Clinical Practice Guidelines Antenatal care - Module I


Page last updated: 02 April 2013

We are pleased to issue these Clinical Practice Guidelines: Antenatal Care — Module I as approved by Australian Health Ministers’ Advisory Council on 31 August 2012. The purpose of the Guidelines is to provide evidence-based advice on the care of pregnant women in a range of settings.

There are numerous aspects to antenatal care and reviewing the evidence in all areas is a lengthy process. For this reason, the project is being completed in stages. The clinical topics discussed in this module of the Guidelines were selected after a process of consultation designed to identify the areas where specific guidance is required. The topics discussed are generally specific to the first trimester. Some other aspects of first trimester care (eg screening for diabetes) will be included in the subsequent module of the Guidelines, which will be developed over the next two years. Module II will also include an expanded section related to care for women from culturally and linguistically diverse communities.

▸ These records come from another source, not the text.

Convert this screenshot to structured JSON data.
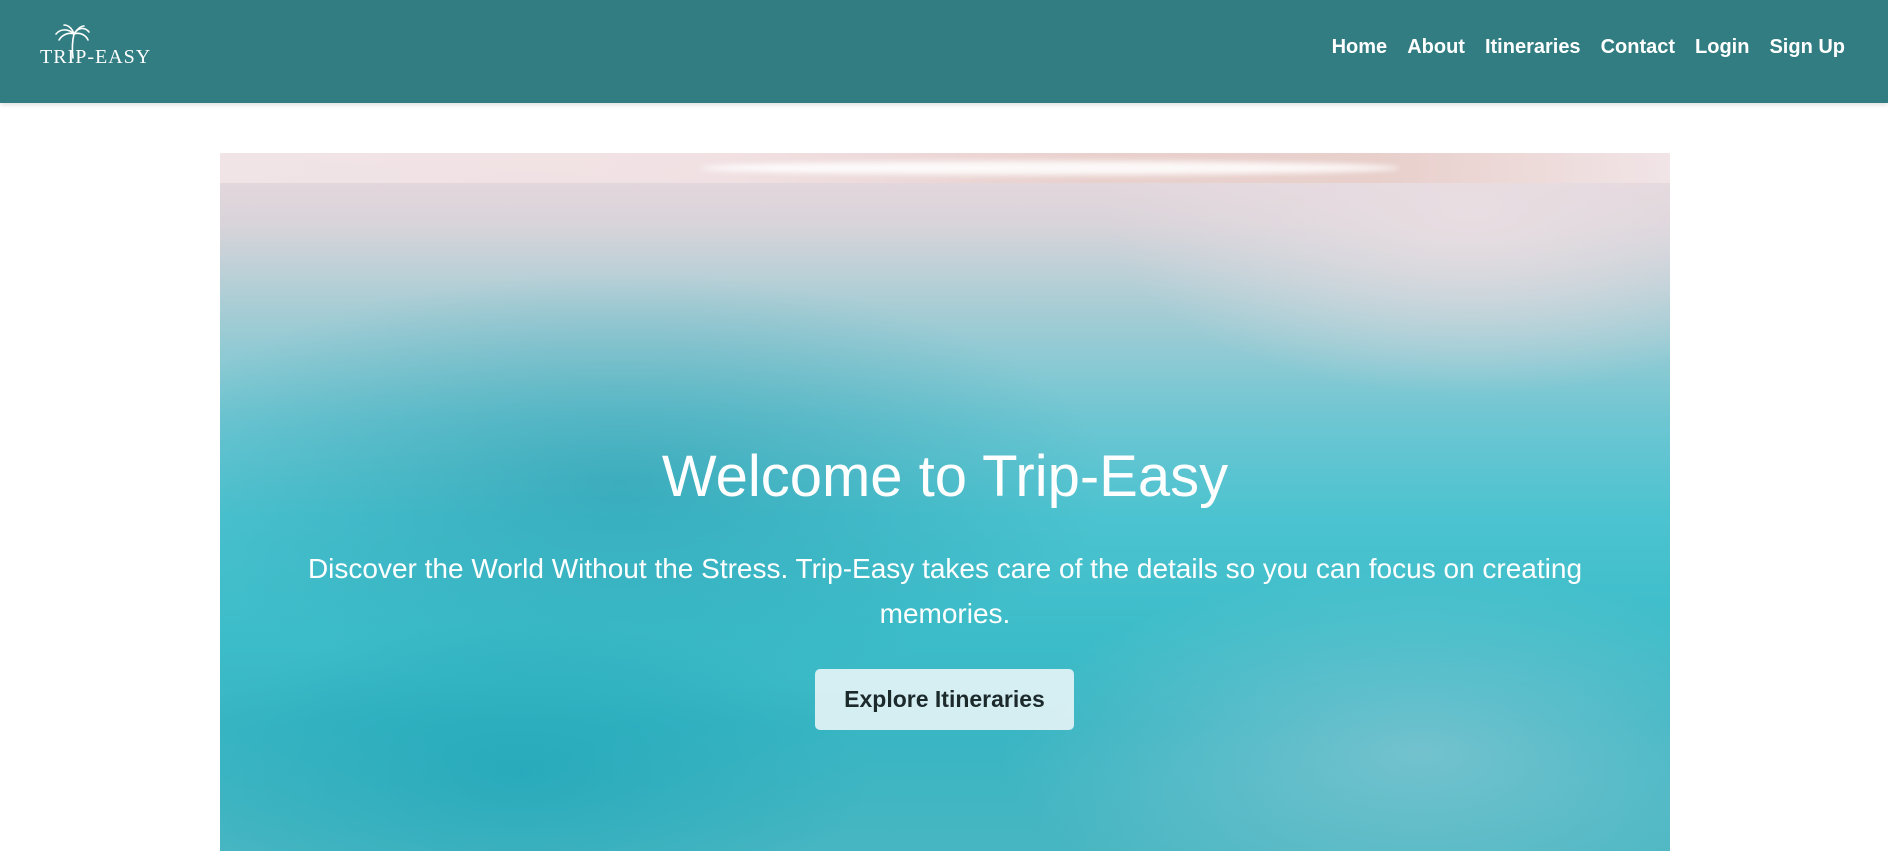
{
  "header": {
    "logo_text": "TRIP-EASY",
    "logo_icon": "palm-tree-icon",
    "nav": [
      {
        "label": "Home"
      },
      {
        "label": "About"
      },
      {
        "label": "Itineraries"
      },
      {
        "label": "Contact"
      },
      {
        "label": "Login"
      },
      {
        "label": "Sign Up"
      }
    ]
  },
  "hero": {
    "title": "Welcome to Trip-Easy",
    "subtitle": "Discover the World Without the Stress. Trip-Easy takes care of the details so you can focus on creating memories.",
    "button_label": "Explore Itineraries"
  },
  "colors": {
    "navbar": "#327d82",
    "text_on_dark": "#ffffff",
    "button_bg": "#ebf6f8",
    "button_text": "#1c2a2c"
  }
}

The Guidelines summarise published evidence and make recommendations on key areas of antenatal care. The development of the draft Guidelines has followed the key principles and processes outlined in the document NHMRC Standards and Procedures for Externally Developed Guidelines (2007). In areas for which there is insufficient evidence for recommendations, the Guidelines include practice points that are based on best practice clinical judgement. To provide guidance in a single resource, recommendations from evidence-based national guidelines relevant to antenatal care in the first trimester have also been included and their evidence base summarised. Specific reference is made to antenatal care for Aboriginal and Torres Strait Islander women and expert input has been included to ensure that the recommendations are relevant and culturally appropriate.

The Guidelines are not meant to be a textbook of antenatal care. The management of conditions identified through the screening procedures addressed in this module is not discussed; health professionals are directed to appropriate resources where available.

The Guidelines are intended as a resource for all health professionals working with women in the early antenatal period. They will be relevant to the work of a variety of health professionals in many different settings. Women should be at the centre of care, wherever it is provided.

Summary resources and companion documents for women and their families, and for specific groups of health professionals, will be developed from the Guidelines.

The Guidelines will be implemented within the context of significant current activity at national, jurisdictional and local levels in relation to maternity care and health reform more broadly. It is envisaged that the Guidelines will support activities and Budget initiatives arising from the National Maternity Services Plan. Monitoring the uptake of the Guidelines will assess their contribution to changes in practice and potentially to health outcomes.

It is anticipated that the Guidelines will contribute to greater consistency in antenatal care and improve the experience and outcomes of antenatal care for women and their families.

Prof Caroline Homer and Prof Jeremy Oats on behalf of the Expert Advisory Committee
Signature of Prof Caroline Homer
Signature of Prof Jeremy Oats

Dr Jenny Hunt and Dr Marilyn Clarke on behalf of the Working Group for Aboriginal and Torres Strait Islander Women’s Antenatal Care
Signature of Dr Jenny Hunt
Signature of Dr Marilyn Clarke

Antenatal Care - Module 1

Clinical Practice Guidelines